October 29th 2013
A few weeks ago, the 10th grade class at UrbanPromise Academy travelled to Assateague Island National Seashore in Maryland. Every year around this time, the sophomore class can be found playing football on the beach, digging for sand crabs, paddling the bay behind Assateague Island, and camping on the beach. The trip is a
favorite of mine; I grew up camping with my family at Assateague and hold the place close to my heart. Students each year are awed by the beauty of the sunrise over the Atlantic and the clarity of the night sky.
One activity that we often do with the students is to walk the Life of Dunes trail, a path in the national park that takes you through the dune ecosystem to the forest and explains how barrier islands function to protect the mainland. It’s the best lesson in ecosystem adaptations you could ever ask for, as students can see right in front of them the differences between a plant that grows on the dunes versus in the woods or how a dune could come to be formed there.
On this particular trip, we had several students along who participated in our Colorado and Utah expedition over the summer. Those students visited Great Sand Dunes National Park in Colorado, which has a very different ecological and geological history than the sand dunes at Assateague. And as we were reading signs on Assateague about how the dunes come to stand and stay standing there, Tabitha, who went to the Great Sand Dunes, spoke up with a question. She said, “So wait. How are these dunes different than the ones I hiked all the way up in Colorado?” We went on to explain the differences in their formation and function and Tabitha can now tell you the difference between those two sets of dunes.
For me, when Tabitha asked that question in her typical sassy and curious fashion, her travels and adventures with UrbanTrekkers came full circle. Tabitha is a student that takes every opportunity she can get to travel with UrbanTrekkers and as a result has been to and seen more places than the vast majority of students her age. Because of her willingness to jump in headfirst to whatever Trekkers has to offer, she is able to compare and contrast ecosystems from firsthand experience, rather than just from pictures in her science textbook.

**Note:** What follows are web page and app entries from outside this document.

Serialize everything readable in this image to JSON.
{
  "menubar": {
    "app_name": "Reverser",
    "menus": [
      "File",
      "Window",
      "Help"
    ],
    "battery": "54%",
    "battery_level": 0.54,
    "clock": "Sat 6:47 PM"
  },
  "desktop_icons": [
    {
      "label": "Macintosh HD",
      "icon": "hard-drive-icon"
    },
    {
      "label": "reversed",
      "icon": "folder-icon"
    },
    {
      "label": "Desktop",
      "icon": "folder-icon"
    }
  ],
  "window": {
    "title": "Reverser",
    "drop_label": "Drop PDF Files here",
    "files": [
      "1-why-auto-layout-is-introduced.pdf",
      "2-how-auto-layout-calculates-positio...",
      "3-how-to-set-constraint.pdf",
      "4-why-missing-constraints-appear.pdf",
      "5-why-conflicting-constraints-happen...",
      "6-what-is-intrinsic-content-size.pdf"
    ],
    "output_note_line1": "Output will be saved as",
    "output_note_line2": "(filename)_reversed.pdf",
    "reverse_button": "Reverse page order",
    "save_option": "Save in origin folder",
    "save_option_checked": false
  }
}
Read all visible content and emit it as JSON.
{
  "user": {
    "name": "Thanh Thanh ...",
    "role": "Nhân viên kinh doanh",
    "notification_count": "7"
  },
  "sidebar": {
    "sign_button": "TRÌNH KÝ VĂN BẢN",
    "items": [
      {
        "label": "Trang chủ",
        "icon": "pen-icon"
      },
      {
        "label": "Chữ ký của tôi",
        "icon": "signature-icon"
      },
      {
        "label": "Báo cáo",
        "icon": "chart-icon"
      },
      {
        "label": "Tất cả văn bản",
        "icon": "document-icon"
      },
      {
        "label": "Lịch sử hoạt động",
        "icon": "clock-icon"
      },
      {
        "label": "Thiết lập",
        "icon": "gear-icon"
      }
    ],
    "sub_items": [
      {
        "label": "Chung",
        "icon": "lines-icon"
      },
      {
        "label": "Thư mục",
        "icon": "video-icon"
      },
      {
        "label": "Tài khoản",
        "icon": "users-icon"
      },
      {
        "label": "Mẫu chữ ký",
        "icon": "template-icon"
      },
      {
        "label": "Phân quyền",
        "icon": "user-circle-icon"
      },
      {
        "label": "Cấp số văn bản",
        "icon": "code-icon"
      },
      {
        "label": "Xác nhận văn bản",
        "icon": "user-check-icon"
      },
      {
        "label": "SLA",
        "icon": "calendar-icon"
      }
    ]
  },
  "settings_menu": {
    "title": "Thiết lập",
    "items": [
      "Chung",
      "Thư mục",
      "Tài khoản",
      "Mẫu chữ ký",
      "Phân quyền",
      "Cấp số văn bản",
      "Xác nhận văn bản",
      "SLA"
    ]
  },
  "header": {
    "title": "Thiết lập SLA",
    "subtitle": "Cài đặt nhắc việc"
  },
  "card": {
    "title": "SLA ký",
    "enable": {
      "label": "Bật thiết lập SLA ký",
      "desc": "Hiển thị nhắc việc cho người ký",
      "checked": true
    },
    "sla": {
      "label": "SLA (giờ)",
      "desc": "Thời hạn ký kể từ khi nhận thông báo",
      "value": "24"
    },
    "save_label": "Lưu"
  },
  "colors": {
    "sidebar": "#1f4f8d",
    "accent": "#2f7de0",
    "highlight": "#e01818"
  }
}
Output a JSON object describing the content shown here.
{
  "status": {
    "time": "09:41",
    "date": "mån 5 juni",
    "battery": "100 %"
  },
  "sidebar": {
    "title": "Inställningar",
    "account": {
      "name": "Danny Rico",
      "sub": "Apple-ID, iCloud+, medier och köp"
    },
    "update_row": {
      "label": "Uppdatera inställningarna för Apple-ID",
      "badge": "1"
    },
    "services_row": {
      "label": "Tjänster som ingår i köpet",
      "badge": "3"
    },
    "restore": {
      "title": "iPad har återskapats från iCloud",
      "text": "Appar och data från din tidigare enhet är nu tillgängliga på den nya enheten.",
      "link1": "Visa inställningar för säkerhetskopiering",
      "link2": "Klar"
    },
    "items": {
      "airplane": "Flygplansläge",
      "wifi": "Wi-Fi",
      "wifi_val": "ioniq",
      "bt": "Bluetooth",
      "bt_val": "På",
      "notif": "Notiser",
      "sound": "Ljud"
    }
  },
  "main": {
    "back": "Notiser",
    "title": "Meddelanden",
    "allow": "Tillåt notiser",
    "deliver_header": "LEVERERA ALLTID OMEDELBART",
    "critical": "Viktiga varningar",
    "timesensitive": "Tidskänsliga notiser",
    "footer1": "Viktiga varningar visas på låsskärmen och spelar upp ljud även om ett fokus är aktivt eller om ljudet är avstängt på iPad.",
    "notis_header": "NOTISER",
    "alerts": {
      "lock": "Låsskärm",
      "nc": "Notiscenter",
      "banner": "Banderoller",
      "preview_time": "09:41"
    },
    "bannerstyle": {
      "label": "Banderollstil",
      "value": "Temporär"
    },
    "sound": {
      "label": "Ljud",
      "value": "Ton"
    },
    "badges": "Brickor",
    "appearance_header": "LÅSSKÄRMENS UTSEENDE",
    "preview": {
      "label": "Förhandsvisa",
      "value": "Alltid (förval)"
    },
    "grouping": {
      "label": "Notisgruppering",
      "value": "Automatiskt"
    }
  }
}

And for a student like Tabitha, who shows a refreshing curiosity that is often lost in teenagers, learning and making connections like that on a beach will keep her engaged and eager to learn. That’s the beauty of UrbanTrekkers.